|International Classification||B60Q1/44, B60Q1/30, F21S8/10|
|Cooperative Classification||B60Q1/302, G02B5/203, G03H2001/2615, G03H1/0408|
|European Classification||G02B5/20H, B60Q1/30A|
|Jul 9, 1993||FPAY||Fee payment|
Year of fee payment: 4
|Jul 3, 1997||FPAY||Fee payment|
Year of fee payment: 8
|Apr 30, 1998||AS||Assignment|
Owner name: HUGHES ELECTRONICS CORPORATION, CALIFORNIA
Free format text: ASSIGNMENT OF ASSIGNORS INTEREST;ASSIGNOR:HE HOLDINGS INC., HUGHES ELECTRONICS, FORMERLY KNOWN AS HUGHES AIRCRAFT COMPANY;REEL/FRAME:009123/0473
Effective date: 19971216
|Jun 29, 2001||AS||Assignment|
Owner name: DELPHI TECHNOLOGIES, INC., MICHIGAN
Free format text: ASSIGNMENT OF ASSIGNORS INTEREST;ASSIGNOR:GENERAL MOTORS CORPORATION;REEL/FRAME:011944/0877
Effective date: 20010614

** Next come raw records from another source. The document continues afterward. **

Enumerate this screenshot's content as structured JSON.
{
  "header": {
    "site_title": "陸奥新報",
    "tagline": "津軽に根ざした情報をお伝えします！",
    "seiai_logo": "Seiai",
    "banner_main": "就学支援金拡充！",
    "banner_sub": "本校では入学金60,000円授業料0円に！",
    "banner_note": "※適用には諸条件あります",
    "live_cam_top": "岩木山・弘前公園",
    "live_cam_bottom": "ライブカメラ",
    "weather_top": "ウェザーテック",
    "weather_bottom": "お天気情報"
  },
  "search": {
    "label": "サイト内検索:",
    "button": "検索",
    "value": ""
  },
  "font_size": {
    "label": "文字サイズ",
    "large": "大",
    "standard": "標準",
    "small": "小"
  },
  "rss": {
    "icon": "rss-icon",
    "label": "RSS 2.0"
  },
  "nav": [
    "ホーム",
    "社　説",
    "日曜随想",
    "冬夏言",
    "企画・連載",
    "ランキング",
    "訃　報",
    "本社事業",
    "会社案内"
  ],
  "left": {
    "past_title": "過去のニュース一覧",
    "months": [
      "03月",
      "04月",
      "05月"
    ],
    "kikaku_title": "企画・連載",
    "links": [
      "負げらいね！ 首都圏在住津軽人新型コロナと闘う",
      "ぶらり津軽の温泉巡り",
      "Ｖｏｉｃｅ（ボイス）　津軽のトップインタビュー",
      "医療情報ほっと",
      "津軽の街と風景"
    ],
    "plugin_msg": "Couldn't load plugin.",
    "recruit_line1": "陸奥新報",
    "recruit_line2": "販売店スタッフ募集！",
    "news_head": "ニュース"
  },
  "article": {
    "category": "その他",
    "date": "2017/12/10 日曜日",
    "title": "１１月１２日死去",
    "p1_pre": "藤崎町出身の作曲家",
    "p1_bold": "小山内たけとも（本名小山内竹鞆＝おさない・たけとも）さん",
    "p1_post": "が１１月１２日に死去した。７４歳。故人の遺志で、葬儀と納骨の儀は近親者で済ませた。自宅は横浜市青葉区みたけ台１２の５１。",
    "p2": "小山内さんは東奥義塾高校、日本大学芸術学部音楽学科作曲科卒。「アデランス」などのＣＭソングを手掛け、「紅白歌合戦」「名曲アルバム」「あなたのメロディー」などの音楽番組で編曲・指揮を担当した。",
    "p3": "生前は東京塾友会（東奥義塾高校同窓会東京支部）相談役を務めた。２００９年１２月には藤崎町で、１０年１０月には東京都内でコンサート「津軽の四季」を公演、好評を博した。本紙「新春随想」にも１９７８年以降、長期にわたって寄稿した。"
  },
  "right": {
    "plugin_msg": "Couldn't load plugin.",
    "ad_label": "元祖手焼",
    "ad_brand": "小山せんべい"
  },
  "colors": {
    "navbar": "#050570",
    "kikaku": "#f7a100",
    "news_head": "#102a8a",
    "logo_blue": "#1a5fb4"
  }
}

|Jun 29, 2001||FPAY||Fee payment|
Year of fee payment: 12